This is a sad story I came across about a TBM rear turret gunner from the aircraft carrier Essex.
His name was Loyce Deen.
A most dramatic WWII scene captured on film, showed a sailor buried at sea in the plane in which he gave his life. The plane was so badly hit by 40mm anti-aircraft (AA) shells, Captain Carlos W. Wieber, Commanding Officer of the Essex, in concert with the crew, decided to leave his body in the plane. In addition, orders also came down not to strip the plane for parts - which was quite an extraordinary tribute at the time since aircraft parts were scarce and in demand. VIDEO HERE:

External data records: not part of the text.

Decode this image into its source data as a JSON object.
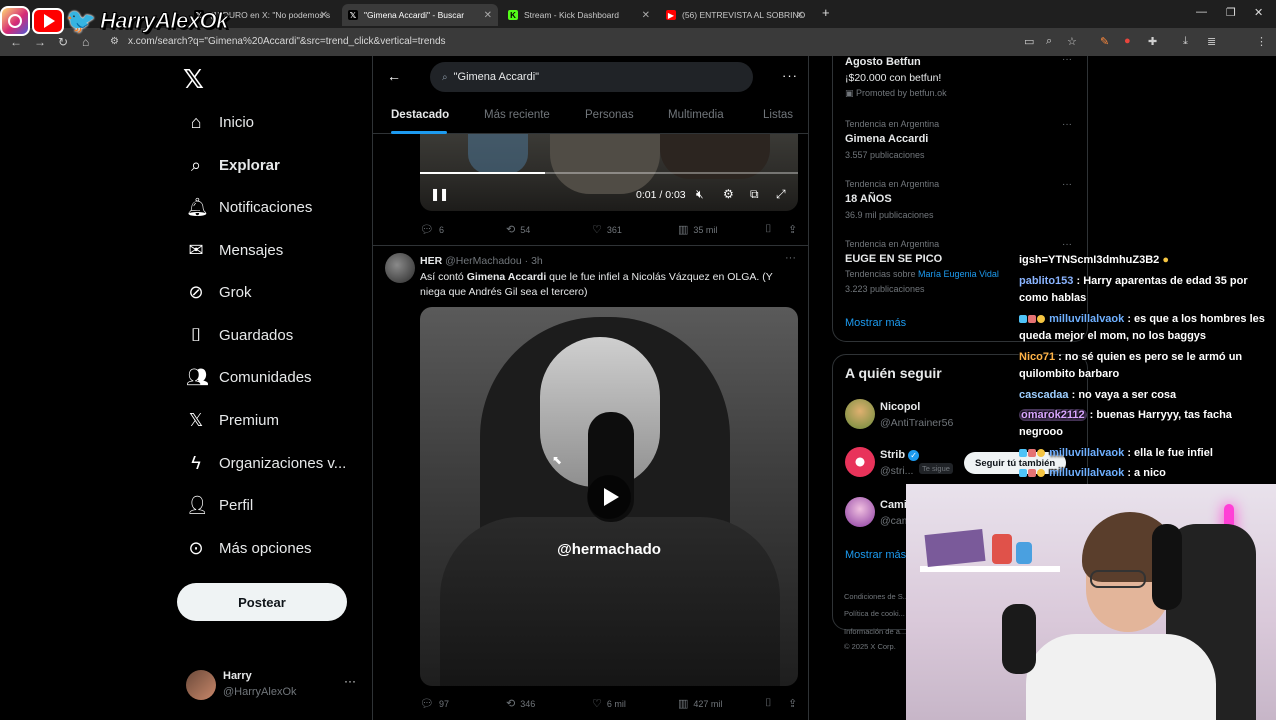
{
  "browser": {
    "tabs": [
      {
        "title": "(1) DURO en X: \"No podemos s",
        "favicon": "x-icon"
      },
      {
        "title": "\"Gimena Accardi\" - Buscar",
        "favicon": "x-icon",
        "active": true
      },
      {
        "title": "Stream - Kick Dashboard",
        "favicon": "kick-icon"
      },
      {
        "title": "(56) ENTREVISTA AL SOBRINO",
        "favicon": "youtube-icon"
      }
    ],
    "url": "x.com/search?q=\"Gimena%20Accardi\"&src=trend_click&vertical=trends"
  },
  "overlay": {
    "channel_name": "HarryAlexOk"
  },
  "sidebar": {
    "items": [
      {
        "label": "Inicio",
        "icon": "home-icon"
      },
      {
        "label": "Explorar",
        "icon": "search-icon",
        "active": true
      },
      {
        "label": "Notificaciones",
        "icon": "bell-icon"
      },
      {
        "label": "Mensajes",
        "icon": "mail-icon"
      },
      {
        "label": "Grok",
        "icon": "grok-icon"
      },
      {
        "label": "Guardados",
        "icon": "bookmark-icon"
      },
      {
        "label": "Comunidades",
        "icon": "people-icon"
      },
      {
        "label": "Premium",
        "icon": "x-icon"
      },
      {
        "label": "Organizaciones v...",
        "icon": "lightning-icon"
      },
      {
        "label": "Perfil",
        "icon": "person-icon"
      },
      {
        "label": "Más opciones",
        "icon": "more-circle-icon"
      }
    ],
    "post_button": "Postear",
    "user": {
      "name": "Harry",
      "handle": "@HarryAlexOk"
    }
  },
  "search": {
    "query": "\"Gimena Accardi\"",
    "tabs": [
      "Destacado",
      "Más reciente",
      "Personas",
      "Multimedia",
      "Listas"
    ]
  },
  "video1": {
    "time": "0:01 / 0:03",
    "progress": 0.33,
    "stats": {
      "replies": "6",
      "reposts": "54",
      "likes": "361",
      "views": "35 mil"
    }
  },
  "post2": {
    "name": "HER",
    "handle": "@HerMachadou",
    "time": "3h",
    "text_prefix": "Así contó ",
    "text_bold": "Gimena Accardi",
    "text_suffix": " que le fue infiel a Nicolás Vázquez en OLGA. (Y niega que Andrés Gil sea el tercero)",
    "watermark": "@hermachado",
    "stats": {
      "replies": "97",
      "reposts": "346",
      "likes": "6 mil",
      "views": "427 mil"
    }
  },
  "trends": {
    "promo": {
      "name": "Agosto Betfun",
      "sub": "¡$20.000 con betfun!",
      "promoted": "Promoted by betfun.ok"
    },
    "items": [
      {
        "label": "Tendencia en Argentina",
        "name": "Gimena Accardi",
        "count": "3.557 publicaciones"
      },
      {
        "label": "Tendencia en Argentina",
        "name": "18 AÑOS",
        "count": "36.9 mil publicaciones"
      },
      {
        "label": "Tendencia en Argentina",
        "name": "EUGE EN SE PICO",
        "related_prefix": "Tendencias sobre ",
        "related": "María Eugenia Vidal",
        "count": "3.223 publicaciones"
      }
    ],
    "show_more": "Mostrar más"
  },
  "who_to_follow": {
    "title": "A quién seguir",
    "accounts": [
      {
        "name": "Nicopol",
        "handle": "@AntiTrainer56"
      },
      {
        "name": "Strib",
        "handle": "@stri...",
        "follows_you": "Te sigue",
        "follow_label": "Seguir tú también"
      },
      {
        "name": "Cami",
        "handle": "@cam..."
      }
    ],
    "show_more": "Mostrar más"
  },
  "footer": {
    "lines": [
      "Condiciones de S...",
      "Política de cooki...",
      "Información de a...",
      "© 2025 X Corp."
    ]
  },
  "chat": {
    "messages": [
      {
        "user": "",
        "text": "igsh=YTNScmI3dmhuZ3B2"
      },
      {
        "user": "pablito153",
        "text": ": Harry aparentas de edad 35 por como hablas"
      },
      {
        "user": "milluvillalvaok",
        "text": ": es que a los hombres les queda mejor el mom, no los baggys"
      },
      {
        "user": "Nico71",
        "text": ": no sé quien es pero se le armó un quilombito barbaro"
      },
      {
        "user": "cascadaa",
        "text": ": no vaya a ser cosa"
      },
      {
        "user": "omarok2112",
        "text": ": buenas Harryyy, tas facha negrooo"
      },
      {
        "user": "milluvillalvaok",
        "text": ": ella le fue infiel"
      },
      {
        "user": "milluvillalvaok",
        "text": ": a nico"
      }
    ],
    "colors": {
      "pablito153": "#8ab4ff",
      "milluvillalvaok": "#6fb0ff",
      "Nico71": "#ffb347",
      "cascadaa": "#9ecfff",
      "omarok2112": "#d9a6ff"
    }
  },
  "colors": {
    "accent": "#1d9bf0",
    "background": "#000000",
    "chrome": "#3a3a3a"
  }
}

For almost all of his missions, Loyce teamed up with Pilot Lt. Robert Cosgrove (24) from New Orleans, Louisiana and Radioman Digby Denzek (20) from Grand Rapids, Michigan.
|L to R: Digby, Cosgrove, Deen|
Lt. Cosgrove was a top pilot and would often bring his almost un-flyable plane back. Loyce was the rear turret machine gunner (.50 cal.) and would protect the plane from the side and above. Digby had several roles, including arming the torpedo and operating the radio. Additionally, when they were under fire, he would crawl below the gun turret pod and use a machine gun protruding out the bottom end of the plane to protect the belly of the aircraft.
Together, this team of young men fought courageously everywhere in the South Pacific. Places included the Battle of Leyte Gulf, Iwo Jima (to soften up defense before the invasion), Formosa (now Taiwan), Philippines, Marcus Island, Wake Island, Saipan, Orate Airfield, Rota Island, Peleliu, Mindanao, Cebu, Luzon, Panay, Okinawa and finally Manila Bay.
|Loyce is the first sailor from the left in the second row from the front. Digby is the first sailor on the left in the first row. Loyce's good friend, the youngster behind him (with his arms over Loyce's shoulders) was also later killed.|
To learn more, go to: http://www.loyceedeen.org/